Data under study: Begin
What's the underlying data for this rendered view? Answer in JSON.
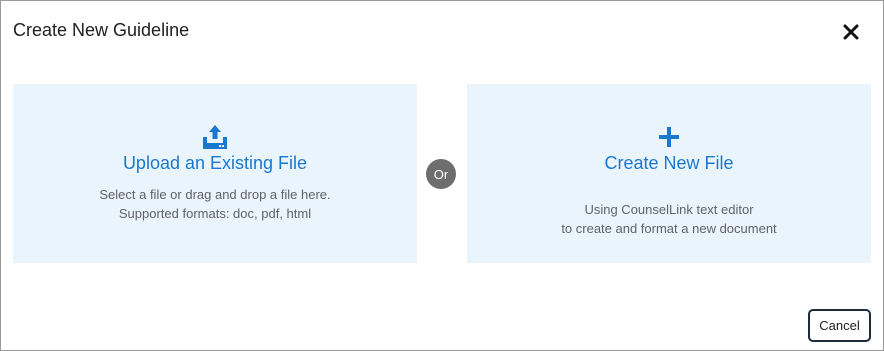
{
  "dialog": {
    "title": "Create New Guideline",
    "close_icon": "close-icon"
  },
  "upload_card": {
    "icon": "upload-icon",
    "title": "Upload an Existing File",
    "description_line1": "Select a file or drag and drop a file here.",
    "description_line2": "Supported formats: doc, pdf, html"
  },
  "separator": {
    "label": "Or"
  },
  "create_card": {
    "icon": "plus-icon",
    "title": "Create New File",
    "description_line1": "Using CounselLink text editor",
    "description_line2": "to create and format a new document"
  },
  "footer": {
    "cancel_label": "Cancel"
  },
  "colors": {
    "accent": "#1a78cf",
    "card_background": "#eaf4fc",
    "or_badge": "#6e6e6e",
    "text_dark": "#202122",
    "text_muted": "#5f6368"
  }
}
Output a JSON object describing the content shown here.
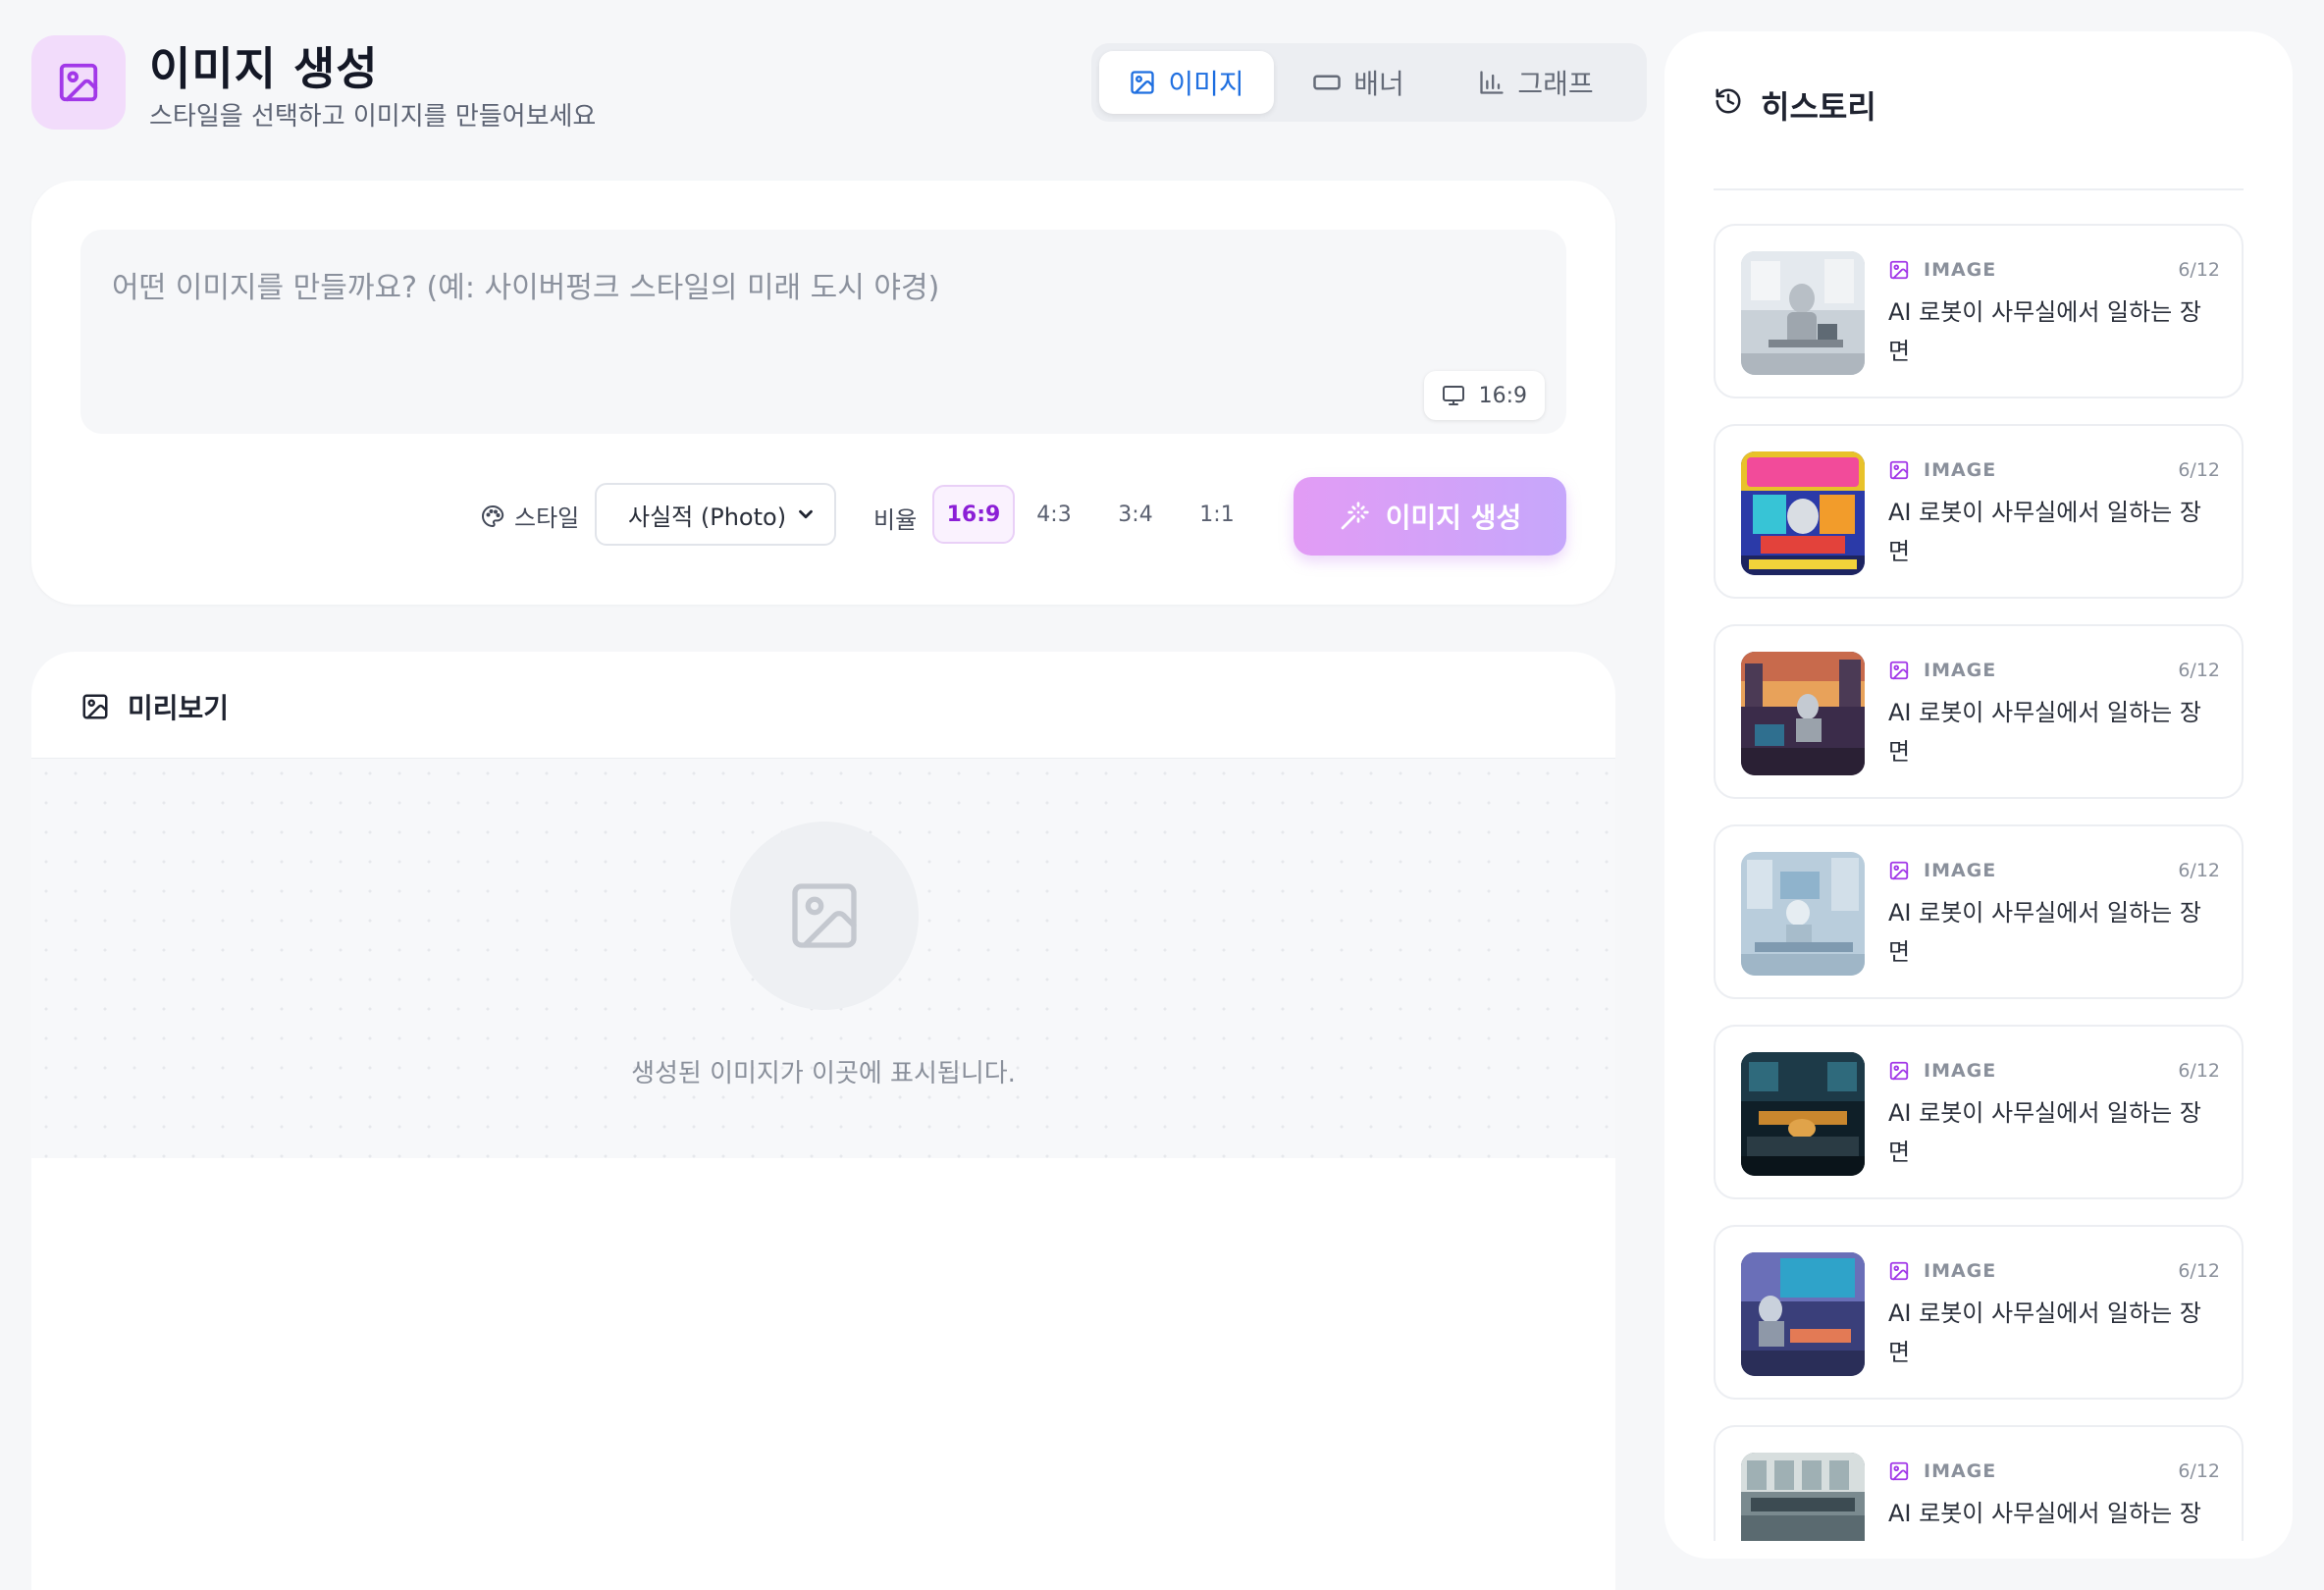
{
  "header": {
    "title": "이미지 생성",
    "subtitle": "스타일을 선택하고 이미지를 만들어보세요",
    "app_icon": "image-icon"
  },
  "mode_tabs": [
    {
      "label": "이미지",
      "icon": "image-icon",
      "active": true
    },
    {
      "label": "배너",
      "icon": "rectangle-icon",
      "active": false
    },
    {
      "label": "그래프",
      "icon": "bar-chart-icon",
      "active": false
    }
  ],
  "prompt": {
    "placeholder": "어떤 이미지를 만들까요? (예: 사이버펑크 스타일의 미래 도시 야경)",
    "value": "",
    "ratio_chip": "16:9"
  },
  "controls": {
    "style_label": "스타일",
    "style_selected": "사실적 (Photo)",
    "ratio_label": "비율",
    "ratios": [
      "16:9",
      "4:3",
      "3:4",
      "1:1"
    ],
    "selected_ratio": "16:9",
    "generate_label": "이미지 생성"
  },
  "preview": {
    "title": "미리보기",
    "empty_text": "생성된 이미지가 이곳에 표시됩니다."
  },
  "history": {
    "title": "히스토리",
    "items": [
      {
        "type": "IMAGE",
        "date": "6/12",
        "title": "AI 로봇이 사무실에서 일하는 장면"
      },
      {
        "type": "IMAGE",
        "date": "6/12",
        "title": "AI 로봇이 사무실에서 일하는 장면"
      },
      {
        "type": "IMAGE",
        "date": "6/12",
        "title": "AI 로봇이 사무실에서 일하는 장면"
      },
      {
        "type": "IMAGE",
        "date": "6/12",
        "title": "AI 로봇이 사무실에서 일하는 장면"
      },
      {
        "type": "IMAGE",
        "date": "6/12",
        "title": "AI 로봇이 사무실에서 일하는 장면"
      },
      {
        "type": "IMAGE",
        "date": "6/12",
        "title": "AI 로봇이 사무실에서 일하는 장면"
      },
      {
        "type": "IMAGE",
        "date": "6/12",
        "title": "AI 로봇이 사무실에서 일하는 장면"
      }
    ]
  },
  "colors": {
    "accent_purple": "#a238e8",
    "active_tab_blue": "#1f6fe0",
    "button_gradient_start": "#e29cf5",
    "button_gradient_end": "#c6a7fb"
  }
}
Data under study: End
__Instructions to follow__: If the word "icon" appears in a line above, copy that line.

__Output below__:
    "close_icon": "close-icon"
    "icon": "upload-icon",
    "icon": "plus-icon",
    "app_icon": "image-icon"
      "icon": "image-icon",
      "icon": "rectangle-icon",
      "icon": "bar-chart-icon",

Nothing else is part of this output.